Power Tool Buying Guide for Impact Driver

Hilti Impact Driver

Impact driver, wait I though it was called an impact wrench.  While these share many similarities, an impact driver is different from an impact wrench.  An impact wrench is usually heavier, bulkier and has more torque.  An impact wrench is designed to use a socket and fasten and loosen bolts.  An impact driver usually has less torque, looks more like a drill and is designed to take 1/4″ shank bits.  While you can use an impact driver for small bolts, an impact driver shines when using screws and other similar fasteners.

Before we start we need to first understand what an impact driver is.  An impact driver is similar to a drill, but as the name suggests, it also impacts while rotating.  Let's say you are driving a screw into a piece of oak wood.  When you start drilling the screw, the impact driver works like a drill and rotates screwing in the screw.  You will get to a point where the pressure build around the screw will require more force to drive home the screw and set it.  The impact driver will sense this resistance and start its impact procedure to help provide more torque and pounding to get the screw to sink and set.

Behind the bit holder is an anvil, which is a two lugged gear.  A drive gear with two matching lugs will repeatedly strike the lugs of the anvil causing an impact.  This extra force helps produce more power to your application than straight drilling.

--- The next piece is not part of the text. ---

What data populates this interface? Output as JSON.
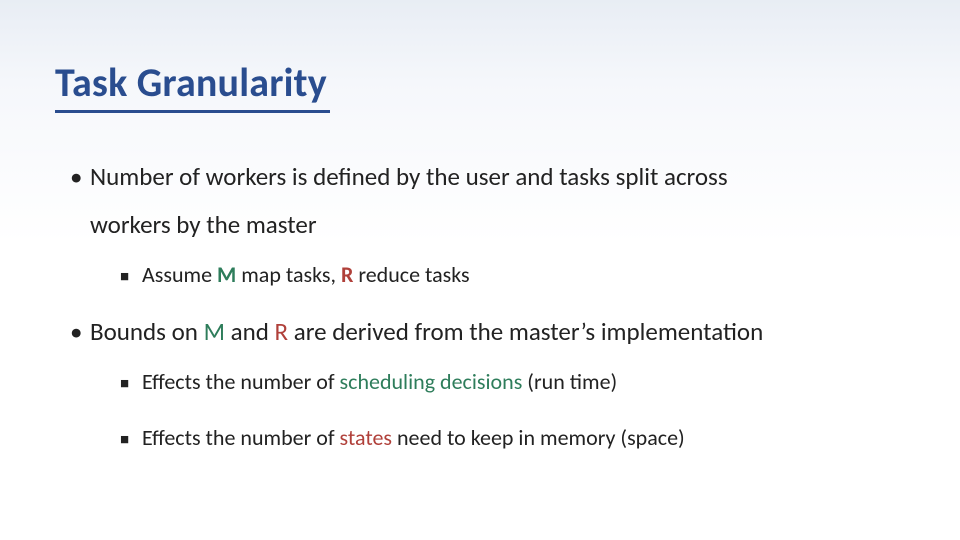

You may be thinking, my drill has a hammer feature which is similar, right?  Well not exactly.  A hammer drill is a lot different than an impact driver.  While they both rotate to drill, the similarities end there.  A hammer drill or the hammer feature that is on your drill has one primary function, and that is to drill through Concrete, rock or other hard material.  You should not use the hammer feature when trying to drill into wood or other like materials.  When drilling into wood, the impact driver is made for this and performs great.